  26. 26. Recommended procedure for substitution of vitamins during total parenteral nutrition (personal communication Ramsauer and Vetter, Berlin, Germany)
  27. 27. Treatment strategies(VII)  Psychosomatic therapeutic options • Dialogues between the physician and the pregnant woman : -To evaluate the psychosocial situation in her marital relationship -Activate individual resources -Provide support regarding acceptance of the pregnancy • Other proper therapeutic options such as : -Hypnotherapy -Psychotherapy -Behavioural therapy ……,
  28. 28. Algorithm for treatment of nausea and vomiting of pregnancy: If no improvement, proceed to next step.

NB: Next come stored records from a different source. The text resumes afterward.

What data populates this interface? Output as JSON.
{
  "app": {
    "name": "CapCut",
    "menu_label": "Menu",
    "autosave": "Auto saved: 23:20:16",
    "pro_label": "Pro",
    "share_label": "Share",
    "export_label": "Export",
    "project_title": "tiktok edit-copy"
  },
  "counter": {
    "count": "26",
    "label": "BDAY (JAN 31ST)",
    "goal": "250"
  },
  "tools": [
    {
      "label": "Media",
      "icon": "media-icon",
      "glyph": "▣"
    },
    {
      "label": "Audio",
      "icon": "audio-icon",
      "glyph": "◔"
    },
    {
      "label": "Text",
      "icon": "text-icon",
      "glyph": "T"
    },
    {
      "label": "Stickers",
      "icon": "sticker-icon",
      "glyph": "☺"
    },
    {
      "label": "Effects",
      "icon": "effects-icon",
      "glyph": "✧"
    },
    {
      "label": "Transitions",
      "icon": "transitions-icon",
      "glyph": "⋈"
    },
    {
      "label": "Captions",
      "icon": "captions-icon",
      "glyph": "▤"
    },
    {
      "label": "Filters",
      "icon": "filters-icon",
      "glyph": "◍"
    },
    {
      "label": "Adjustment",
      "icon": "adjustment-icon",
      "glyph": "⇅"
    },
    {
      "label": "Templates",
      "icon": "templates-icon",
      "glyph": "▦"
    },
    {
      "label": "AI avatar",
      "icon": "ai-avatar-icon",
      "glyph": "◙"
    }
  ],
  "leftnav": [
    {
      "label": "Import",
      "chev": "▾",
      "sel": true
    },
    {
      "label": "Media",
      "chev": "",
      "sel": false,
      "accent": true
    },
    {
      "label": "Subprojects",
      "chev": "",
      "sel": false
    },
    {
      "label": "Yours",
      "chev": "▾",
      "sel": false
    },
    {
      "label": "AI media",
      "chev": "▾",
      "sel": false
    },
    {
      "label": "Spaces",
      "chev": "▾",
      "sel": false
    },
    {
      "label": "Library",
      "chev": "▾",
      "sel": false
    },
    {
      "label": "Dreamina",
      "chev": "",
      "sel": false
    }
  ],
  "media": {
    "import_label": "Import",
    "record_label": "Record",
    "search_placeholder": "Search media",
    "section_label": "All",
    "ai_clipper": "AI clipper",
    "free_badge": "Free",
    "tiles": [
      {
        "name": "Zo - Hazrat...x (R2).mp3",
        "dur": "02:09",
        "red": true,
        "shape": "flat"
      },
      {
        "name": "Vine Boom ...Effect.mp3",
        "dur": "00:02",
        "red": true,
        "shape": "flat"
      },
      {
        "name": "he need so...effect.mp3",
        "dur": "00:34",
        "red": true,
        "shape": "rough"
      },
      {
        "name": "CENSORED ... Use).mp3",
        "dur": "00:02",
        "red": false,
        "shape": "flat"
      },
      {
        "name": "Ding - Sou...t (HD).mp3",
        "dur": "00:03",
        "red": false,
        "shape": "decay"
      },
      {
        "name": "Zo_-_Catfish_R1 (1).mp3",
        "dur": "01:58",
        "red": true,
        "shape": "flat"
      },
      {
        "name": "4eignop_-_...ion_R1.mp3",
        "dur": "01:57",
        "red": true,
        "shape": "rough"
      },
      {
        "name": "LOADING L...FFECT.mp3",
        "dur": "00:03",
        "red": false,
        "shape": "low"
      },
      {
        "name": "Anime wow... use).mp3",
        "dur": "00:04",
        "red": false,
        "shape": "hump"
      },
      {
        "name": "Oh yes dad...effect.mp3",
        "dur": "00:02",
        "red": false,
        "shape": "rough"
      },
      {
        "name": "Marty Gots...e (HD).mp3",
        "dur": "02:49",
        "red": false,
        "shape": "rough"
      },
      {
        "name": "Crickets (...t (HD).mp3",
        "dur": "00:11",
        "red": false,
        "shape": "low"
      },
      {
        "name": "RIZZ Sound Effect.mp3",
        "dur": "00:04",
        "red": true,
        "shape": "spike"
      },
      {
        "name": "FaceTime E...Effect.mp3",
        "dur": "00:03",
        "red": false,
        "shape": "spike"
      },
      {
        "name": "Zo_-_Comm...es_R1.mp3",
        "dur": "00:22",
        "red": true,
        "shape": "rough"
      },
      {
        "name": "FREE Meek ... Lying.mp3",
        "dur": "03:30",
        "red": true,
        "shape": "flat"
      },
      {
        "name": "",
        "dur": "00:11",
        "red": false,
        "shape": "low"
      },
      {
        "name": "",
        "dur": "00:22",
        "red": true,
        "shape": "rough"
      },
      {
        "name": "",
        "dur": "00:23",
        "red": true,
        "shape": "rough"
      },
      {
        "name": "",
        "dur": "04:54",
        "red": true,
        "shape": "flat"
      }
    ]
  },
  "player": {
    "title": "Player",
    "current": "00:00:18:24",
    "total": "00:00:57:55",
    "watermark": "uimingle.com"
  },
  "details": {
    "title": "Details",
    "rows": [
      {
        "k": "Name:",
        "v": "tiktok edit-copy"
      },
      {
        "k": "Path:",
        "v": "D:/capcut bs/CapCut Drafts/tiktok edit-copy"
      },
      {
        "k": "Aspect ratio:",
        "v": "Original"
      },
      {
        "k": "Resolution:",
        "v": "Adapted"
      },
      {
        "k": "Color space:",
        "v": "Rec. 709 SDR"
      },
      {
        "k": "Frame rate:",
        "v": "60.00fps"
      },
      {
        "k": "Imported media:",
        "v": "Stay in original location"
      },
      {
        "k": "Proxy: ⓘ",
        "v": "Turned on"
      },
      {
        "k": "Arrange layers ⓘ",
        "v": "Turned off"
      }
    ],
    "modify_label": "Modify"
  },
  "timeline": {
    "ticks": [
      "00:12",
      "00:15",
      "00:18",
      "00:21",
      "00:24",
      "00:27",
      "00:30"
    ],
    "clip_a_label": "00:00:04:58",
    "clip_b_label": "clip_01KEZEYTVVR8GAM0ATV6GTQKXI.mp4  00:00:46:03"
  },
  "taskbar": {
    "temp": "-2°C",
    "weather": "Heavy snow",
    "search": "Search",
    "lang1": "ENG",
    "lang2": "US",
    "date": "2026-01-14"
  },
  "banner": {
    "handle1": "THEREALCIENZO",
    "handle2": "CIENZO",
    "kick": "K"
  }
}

  29. 29. Pregnancy outcome and prognosis(I)  In most cases, NVP is self limiting and is usually resolved by around 20 weeks gestation.  NVP and HG may cause considerable direct (for example, medication) and indirect (for example, loss of productivity) costs, which can amount to hundreds of dollars.  Severe NVP is the third leading cause for hospitalization during pregnancy($17,000 per woman).  8.5 million lost working days per year due to NVP.  About 10 % of hyperemesis cases ended in the death of the mother.
  30. 30. Pregnancy outcome and prognosis(II)  More serious medical complications : - Mallory-Weiss syndrome - Esophageal rupture - Pneumothorax - Peripheral neuropathy - Coagulopathy - Wernicke's encephalopathy - Pre-eclampsia - Fetal growth retardation
  31. 31. Summary of recommendations (ACOG Practice Bulletin No. 52 Nausea and Vomiting of Pregnancy, 2004)  The following recommendations are based on good and consistent scientific evidence (Level A): • Taking a multivitamin at the time of conception may decrease the severity of nausea and vomiting of pregnancy. • Treatment of nausea and vomiting of pregnancy with vitamin B6 or vitamin B6 plus doxylamine is safe and effective and should be considered first-line pharmacotherapy. • In patients with hyperemesis gravidarum who also have suppressed thyroid-stimulating hormone levels, treatment of hyperthyroidism should not be undertaken without evidence of intrinsic thyroid disease (including goiter and/or thyroid autoantibodies).
  32. 32.  The following recommendations are based on limited or inconsistent scientific evidence (Level B): • Treatment of nausea and vomiting of pregnancy with ginger has shown beneficial effects and can be considered as a nonpharmacologic option. • In refractory cases of nausea and vomiting of pregnancy, the following medications have been shown to be safe and efficacious in pregnancy: antihistamine H1 receptor blockers, phenothiazines, and benzamides. • Early treatment of nausea and vomiting of pregnancy is recommended to prevent progression to hyperemesis gravidarum. • Treatment of severe nausea and vomiting of pregnancy or hyperemesis gravidarum with methylprednisolone may be efficacious in refractory cases; however, the risk profile of methylprednisolone suggests it should be a treatment of last resort.
  33. 33.  The following recommendations are based primarily on consensus and expert opinion (Level C): • Intravenous hydration should be used for the patient who cannot tolerate oral liquids for a prolonged period or if clinical signs of dehydration are present. • Correction of ketosis and vitamin deficiency should be strongly considered. Dextrose and vitamins, especially thiamine, should be included in the therapy when prolonged vomiting is present. • Enteral or parenteral nutrition should be initiated for any patient who cannot maintain her weight because of vomiting.
  34. 34. Conclusions • HG is a complex and multifactorial condition with significant adverse effects on quality of life. • As soon as possible, accurate diagnosis and management for hyperemesis gravidarum • Proper treatment of individualization
  35. 35. Thank you for your attention